*** Opening Dataset ***

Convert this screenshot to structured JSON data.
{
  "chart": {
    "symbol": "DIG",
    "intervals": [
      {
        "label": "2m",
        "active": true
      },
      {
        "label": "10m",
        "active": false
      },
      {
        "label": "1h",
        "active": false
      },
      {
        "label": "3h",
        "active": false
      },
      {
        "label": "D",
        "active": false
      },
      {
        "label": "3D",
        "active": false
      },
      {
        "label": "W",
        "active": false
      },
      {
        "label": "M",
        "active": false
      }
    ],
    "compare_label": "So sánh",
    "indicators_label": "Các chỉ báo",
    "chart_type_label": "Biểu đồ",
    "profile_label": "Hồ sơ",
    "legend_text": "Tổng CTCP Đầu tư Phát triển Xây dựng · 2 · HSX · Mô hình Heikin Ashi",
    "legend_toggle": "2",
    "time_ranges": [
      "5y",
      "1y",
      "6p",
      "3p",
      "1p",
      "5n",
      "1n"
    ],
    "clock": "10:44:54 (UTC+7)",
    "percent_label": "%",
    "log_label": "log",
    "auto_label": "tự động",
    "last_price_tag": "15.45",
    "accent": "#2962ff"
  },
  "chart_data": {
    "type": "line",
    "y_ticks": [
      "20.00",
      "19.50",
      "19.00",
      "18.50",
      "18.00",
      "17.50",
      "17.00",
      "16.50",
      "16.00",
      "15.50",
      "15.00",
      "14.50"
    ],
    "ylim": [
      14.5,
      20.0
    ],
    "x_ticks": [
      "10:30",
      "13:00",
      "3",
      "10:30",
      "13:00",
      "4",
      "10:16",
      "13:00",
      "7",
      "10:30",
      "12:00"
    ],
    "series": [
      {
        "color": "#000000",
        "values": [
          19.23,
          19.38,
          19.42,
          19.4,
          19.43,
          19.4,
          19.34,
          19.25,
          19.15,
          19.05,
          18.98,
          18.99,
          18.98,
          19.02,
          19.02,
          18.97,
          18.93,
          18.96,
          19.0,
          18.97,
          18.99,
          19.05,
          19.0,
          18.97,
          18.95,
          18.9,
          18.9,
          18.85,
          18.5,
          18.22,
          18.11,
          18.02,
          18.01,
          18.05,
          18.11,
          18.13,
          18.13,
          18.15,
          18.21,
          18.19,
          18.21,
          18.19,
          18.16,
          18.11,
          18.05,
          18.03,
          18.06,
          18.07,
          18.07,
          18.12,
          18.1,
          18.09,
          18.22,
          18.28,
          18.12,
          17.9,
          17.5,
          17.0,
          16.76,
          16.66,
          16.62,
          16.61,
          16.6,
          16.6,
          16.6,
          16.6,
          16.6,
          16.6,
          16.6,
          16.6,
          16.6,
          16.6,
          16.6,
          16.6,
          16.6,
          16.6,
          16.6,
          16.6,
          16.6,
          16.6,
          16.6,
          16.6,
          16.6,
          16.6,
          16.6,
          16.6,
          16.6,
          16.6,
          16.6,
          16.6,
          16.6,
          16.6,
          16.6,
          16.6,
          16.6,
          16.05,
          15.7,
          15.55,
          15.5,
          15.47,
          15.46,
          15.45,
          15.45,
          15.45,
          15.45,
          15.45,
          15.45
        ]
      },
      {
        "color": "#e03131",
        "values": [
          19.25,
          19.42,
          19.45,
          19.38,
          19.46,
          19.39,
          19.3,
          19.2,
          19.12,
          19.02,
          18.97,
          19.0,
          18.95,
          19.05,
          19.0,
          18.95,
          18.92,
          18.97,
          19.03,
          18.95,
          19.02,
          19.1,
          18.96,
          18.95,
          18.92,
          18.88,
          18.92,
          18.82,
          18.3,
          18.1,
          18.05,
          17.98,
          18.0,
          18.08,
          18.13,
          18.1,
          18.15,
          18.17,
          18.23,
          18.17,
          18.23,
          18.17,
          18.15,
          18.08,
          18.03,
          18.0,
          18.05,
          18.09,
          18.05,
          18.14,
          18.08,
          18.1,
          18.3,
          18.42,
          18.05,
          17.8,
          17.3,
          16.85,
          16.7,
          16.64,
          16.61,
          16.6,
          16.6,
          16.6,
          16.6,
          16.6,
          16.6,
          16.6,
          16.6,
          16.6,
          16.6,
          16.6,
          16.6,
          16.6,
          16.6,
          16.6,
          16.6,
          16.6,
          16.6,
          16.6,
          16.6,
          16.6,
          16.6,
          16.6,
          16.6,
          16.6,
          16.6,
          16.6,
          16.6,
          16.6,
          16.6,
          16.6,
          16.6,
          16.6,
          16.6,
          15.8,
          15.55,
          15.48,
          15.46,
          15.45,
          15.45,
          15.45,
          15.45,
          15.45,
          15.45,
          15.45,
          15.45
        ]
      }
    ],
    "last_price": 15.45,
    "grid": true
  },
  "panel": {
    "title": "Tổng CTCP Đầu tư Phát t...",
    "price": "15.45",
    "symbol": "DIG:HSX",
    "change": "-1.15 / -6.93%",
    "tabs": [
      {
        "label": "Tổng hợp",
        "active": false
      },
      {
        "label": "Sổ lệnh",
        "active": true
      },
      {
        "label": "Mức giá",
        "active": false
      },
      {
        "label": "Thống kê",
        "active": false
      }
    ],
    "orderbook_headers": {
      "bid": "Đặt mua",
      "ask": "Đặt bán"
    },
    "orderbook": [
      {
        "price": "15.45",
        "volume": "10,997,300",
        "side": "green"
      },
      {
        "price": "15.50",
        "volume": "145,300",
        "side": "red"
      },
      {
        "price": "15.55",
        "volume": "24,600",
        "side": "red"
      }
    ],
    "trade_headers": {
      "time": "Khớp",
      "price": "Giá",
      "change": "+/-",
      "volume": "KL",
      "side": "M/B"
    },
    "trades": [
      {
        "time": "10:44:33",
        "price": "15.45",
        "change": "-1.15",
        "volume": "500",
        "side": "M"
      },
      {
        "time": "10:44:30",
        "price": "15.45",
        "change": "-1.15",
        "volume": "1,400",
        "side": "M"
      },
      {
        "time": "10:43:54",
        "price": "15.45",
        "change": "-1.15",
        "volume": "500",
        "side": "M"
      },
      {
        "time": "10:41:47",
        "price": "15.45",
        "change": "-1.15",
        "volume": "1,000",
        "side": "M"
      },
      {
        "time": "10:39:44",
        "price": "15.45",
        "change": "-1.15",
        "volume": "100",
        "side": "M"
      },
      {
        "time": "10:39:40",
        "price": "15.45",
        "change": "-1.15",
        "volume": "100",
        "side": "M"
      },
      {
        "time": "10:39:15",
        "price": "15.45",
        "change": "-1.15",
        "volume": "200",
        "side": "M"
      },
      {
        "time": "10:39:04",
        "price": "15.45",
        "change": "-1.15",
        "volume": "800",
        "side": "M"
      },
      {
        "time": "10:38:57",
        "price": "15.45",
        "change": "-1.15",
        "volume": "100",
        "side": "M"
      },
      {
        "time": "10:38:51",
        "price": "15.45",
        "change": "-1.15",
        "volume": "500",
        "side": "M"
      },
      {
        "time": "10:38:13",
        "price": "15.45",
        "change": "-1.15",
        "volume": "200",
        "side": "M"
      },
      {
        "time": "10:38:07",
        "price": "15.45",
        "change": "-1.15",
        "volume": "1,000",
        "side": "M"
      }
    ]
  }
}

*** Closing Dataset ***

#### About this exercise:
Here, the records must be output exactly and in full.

#### Finished task:
Convert this screenshot to structured JSON data.
{
  "chart": {
    "symbol": "DIG",
    "intervals": [
      {
        "label": "2m",
        "active": true
      },
      {
        "label": "10m",
        "active": false
      },
      {
        "label": "1h",
        "active": false
      },
      {
        "label": "3h",
        "active": false
      },
      {
        "label": "D",
        "active": false
      },
      {
        "label": "3D",
        "active": false
      },
      {
        "label": "W",
        "active": false
      },
      {
        "label": "M",
        "active": false
      }
    ],
    "compare_label": "So sánh",
    "indicators_label": "Các chỉ báo",
    "chart_type_label": "Biểu đồ",
    "profile_label": "Hồ sơ",
    "legend_text": "Tổng CTCP Đầu tư Phát triển Xây dựng · 2 · HSX · Mô hình Heikin Ashi",
    "legend_toggle": "2",
    "time_ranges": [
      "5y",
      "1y",
      "6p",
      "3p",
      "1p",
      "5n",
      "1n"
    ],
    "clock": "10:44:54 (UTC+7)",
    "percent_label": "%",
    "log_label": "log",
    "auto_label": "tự động",
    "last_price_tag": "15.45",
    "accent": "#2962ff"
  },
  "chart_data": {
    "type": "line",
    "y_ticks": [
      "20.00",
      "19.50",
      "19.00",
      "18.50",
      "18.00",
      "17.50",
      "17.00",
      "16.50",
      "16.00",
      "15.50",
      "15.00",
      "14.50"
    ],
    "ylim": [
      14.5,
      20.0
    ],
    "x_ticks": [
      "10:30",
      "13:00",
      "3",
      "10:30",
      "13:00",
      "4",
      "10:16",
      "13:00",
      "7",
      "10:30",
      "12:00"
    ],
    "series": [
      {
        "color": "#000000",
        "values": [
          19.23,
          19.38,
          19.42,
          19.4,
          19.43,
          19.4,
          19.34,
          19.25,
          19.15,
          19.05,
          18.98,
          18.99,
          18.98,
          19.02,
          19.02,
          18.97,
          18.93,
          18.96,
          19.0,
          18.97,
          18.99,
          19.05,
          19.0,
          18.97,
          18.95,
          18.9,
          18.9,
          18.85,
          18.5,
          18.22,
          18.11,
          18.02,
          18.01,
          18.05,
          18.11,
          18.13,
          18.13,
          18.15,
          18.21,
          18.19,
          18.21,
          18.19,
          18.16,
          18.11,
          18.05,
          18.03,
          18.06,
          18.07,
          18.07,
          18.12,
          18.1,
          18.09,
          18.22,
          18.28,
          18.12,
          17.9,
          17.5,
          17.0,
          16.76,
          16.66,
          16.62,
          16.61,
          16.6,
          16.6,
          16.6,
          16.6,
          16.6,
          16.6,
          16.6,
          16.6,
          16.6,
          16.6,
          16.6,
          16.6,
          16.6,
          16.6,
          16.6,
          16.6,
          16.6,
          16.6,
          16.6,
          16.6,
          16.6,
          16.6,
          16.6,
          16.6,
          16.6,
          16.6,
          16.6,
          16.6,
          16.6,
          16.6,
          16.6,
          16.6,
          16.6,
          16.05,
          15.7,
          15.55,
          15.5,
          15.47,
          15.46,
          15.45,
          15.45,
          15.45,
          15.45,
          15.45,
          15.45
        ]
      },
      {
        "color": "#e03131",
        "values": [
          19.25,
          19.42,
          19.45,
          19.38,
          19.46,
          19.39,
          19.3,
          19.2,
          19.12,
          19.02,
          18.97,
          19.0,
          18.95,
          19.05,
          19.0,
          18.95,
          18.92,
          18.97,
          19.03,
          18.95,
          19.02,
          19.1,
          18.96,
          18.95,
          18.92,
          18.88,
          18.92,
          18.82,
          18.3,
          18.1,
          18.05,
          17.98,
          18.0,
          18.08,
          18.13,
          18.1,
          18.15,
          18.17,
          18.23,
          18.17,
          18.23,
          18.17,
          18.15,
          18.08,
          18.03,
          18.0,
          18.05,
          18.09,
          18.05,
          18.14,
          18.08,
          18.1,
          18.3,
          18.42,
          18.05,
          17.8,
          17.3,
          16.85,
          16.7,
          16.64,
          16.61,
          16.6,
          16.6,
          16.6,
          16.6,
          16.6,
          16.6,
          16.6,
          16.6,
          16.6,
          16.6,
          16.6,
          16.6,
          16.6,
          16.6,
          16.6,
          16.6,
          16.6,
          16.6,
          16.6,
          16.6,
          16.6,
          16.6,
          16.6,
          16.6,
          16.6,
          16.6,
          16.6,
          16.6,
          16.6,
          16.6,
          16.6,
          16.6,
          16.6,
          16.6,
          15.8,
          15.55,
          15.48,
          15.46,
          15.45,
          15.45,
          15.45,
          15.45,
          15.45,
          15.45,
          15.45,
          15.45
        ]
      }
    ],
    "last_price": 15.45,
    "grid": true
  },
  "panel": {
    "title": "Tổng CTCP Đầu tư Phát t...",
    "price": "15.45",
    "symbol": "DIG:HSX",
    "change": "-1.15 / -6.93%",
    "tabs": [
      {
        "label": "Tổng hợp",
        "active": false
      },
      {
        "label": "Sổ lệnh",
        "active": true
      },
      {
        "label": "Mức giá",
        "active": false
      },
      {
        "label": "Thống kê",
        "active": false
      }
    ],
    "orderbook_headers": {
      "bid": "Đặt mua",
      "ask": "Đặt bán"
    },
    "orderbook": [
      {
        "price": "15.45",
        "volume": "10,997,300",
        "side": "green"
      },
      {
        "price": "15.50",
        "volume": "145,300",
        "side": "red"
      },
      {
        "price": "15.55",
        "volume": "24,600",
        "side": "red"
      }
    ],
    "trade_headers": {
      "time": "Khớp",
      "price": "Giá",
      "change": "+/-",
      "volume": "KL",
      "side": "M/B"
    },
    "trades": [
      {
        "time": "10:44:33",
        "price": "15.45",
        "change": "-1.15",
        "volume": "500",
        "side": "M"
      },
      {
        "time": "10:44:30",
        "price": "15.45",
        "change": "-1.15",
        "volume": "1,400",
        "side": "M"
      },
      {
        "time": "10:43:54",
        "price": "15.45",
        "change": "-1.15",
        "volume": "500",
        "side": "M"
      },
      {
        "time": "10:41:47",
        "price": "15.45",
        "change": "-1.15",
        "volume": "1,000",
        "side": "M"
      },
      {
        "time": "10:39:44",
        "price": "15.45",
        "change": "-1.15",
        "volume": "100",
        "side": "M"
      },
      {
        "time": "10:39:40",
        "price": "15.45",
        "change": "-1.15",
        "volume": "100",
        "side": "M"
      },
      {
        "time": "10:39:15",
        "price": "15.45",
        "change": "-1.15",
        "volume": "200",
        "side": "M"
      },
      {
        "time": "10:39:04",
        "price": "15.45",
        "change": "-1.15",
        "volume": "800",
        "side": "M"
      },
      {
        "time": "10:38:57",
        "price": "15.45",
        "change": "-1.15",
        "volume": "100",
        "side": "M"
      },
      {
        "time": "10:38:51",
        "price": "15.45",
        "change": "-1.15",
        "volume": "500",
        "side": "M"
      },
      {
        "time": "10:38:13",
        "price": "15.45",
        "change": "-1.15",
        "volume": "200",
        "side": "M"
      },
      {
        "time": "10:38:07",
        "price": "15.45",
        "change": "-1.15",
        "volume": "1,000",
        "side": "M"
      }
    ]
  }
}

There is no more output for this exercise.